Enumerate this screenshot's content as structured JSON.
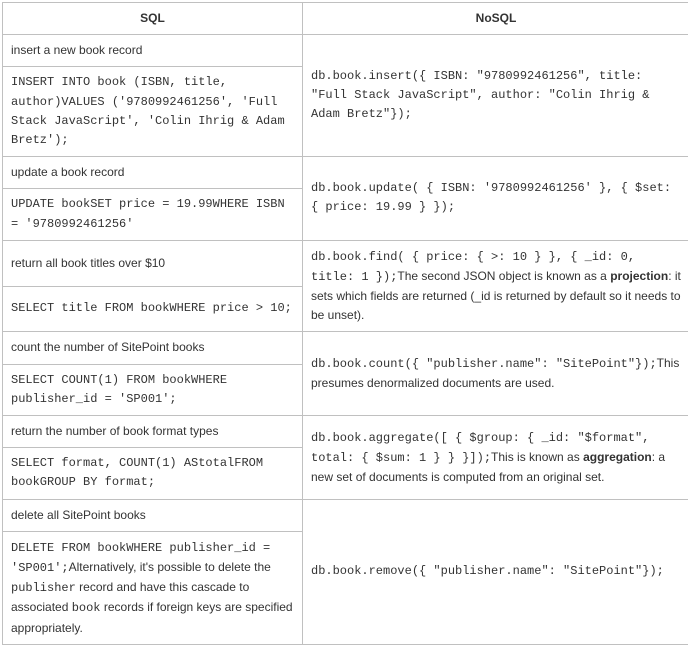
{
  "headers": {
    "sql": "SQL",
    "nosql": "NoSQL"
  },
  "rows": {
    "insert_label": "insert a new book record",
    "insert_sql": "INSERT INTO book (ISBN, title, author)VALUES ('9780992461256', 'Full Stack JavaScript', 'Colin Ihrig & Adam Bretz');",
    "insert_nosql": "db.book.insert({ ISBN: \"9780992461256\", title: \"Full Stack JavaScript\", author: \"Colin Ihrig & Adam Bretz\"});",
    "update_label": "update a book record",
    "update_sql": "UPDATE bookSET price = 19.99WHERE ISBN = '9780992461256'",
    "update_nosql": "db.book.update( { ISBN: '9780992461256' }, { $set: { price: 19.99 } });",
    "titles_label": "return all book titles over $10",
    "titles_sql": "SELECT title FROM bookWHERE price > 10;",
    "titles_nosql_code": "db.book.find( { price: { >: 10 } }, { _id: 0, title: 1 });",
    "titles_nosql_note1": "The second JSON object is known as a ",
    "titles_nosql_bold": "projection",
    "titles_nosql_note2": ": it sets which fields are returned (_id is returned by default so it needs to be unset).",
    "count_label": "count the number of SitePoint books",
    "count_sql": "SELECT COUNT(1) FROM bookWHERE publisher_id = 'SP001';",
    "count_nosql_code": "db.book.count({ \"publisher.name\": \"SitePoint\"});",
    "count_nosql_note": "This presumes denormalized documents are used.",
    "format_label": "return the number of book format types",
    "format_sql": "SELECT format, COUNT(1) AStotalFROM bookGROUP BY format;",
    "format_nosql_code": "db.book.aggregate([ { $group: { _id: \"$format\", total: { $sum: 1 } } }]);",
    "format_nosql_note1": "This is known as ",
    "format_nosql_bold": "aggregation",
    "format_nosql_note2": ": a new set of documents is computed from an original set.",
    "delete_label": "delete all SitePoint books",
    "delete_sql_code": "DELETE FROM bookWHERE publisher_id = 'SP001';",
    "delete_sql_note1": "Alternatively, it's possible to delete the ",
    "delete_sql_inline1": "publisher",
    "delete_sql_note2": " record and have this cascade to associated ",
    "delete_sql_inline2": "book",
    "delete_sql_note3": " records if foreign keys are specified appropriately.",
    "delete_nosql": "db.book.remove({ \"publisher.name\": \"SitePoint\"});"
  }
}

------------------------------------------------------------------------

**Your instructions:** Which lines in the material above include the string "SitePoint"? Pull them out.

**Completed task:**
    "count_label": "count the number of SitePoint books",
    "count_nosql_code": "db.book.count({ \"publisher.name\": \"SitePoint\"});",
    "delete_label": "delete all SitePoint books",
    "delete_nosql": "db.book.remove({ \"publisher.name\": \"SitePoint\"});"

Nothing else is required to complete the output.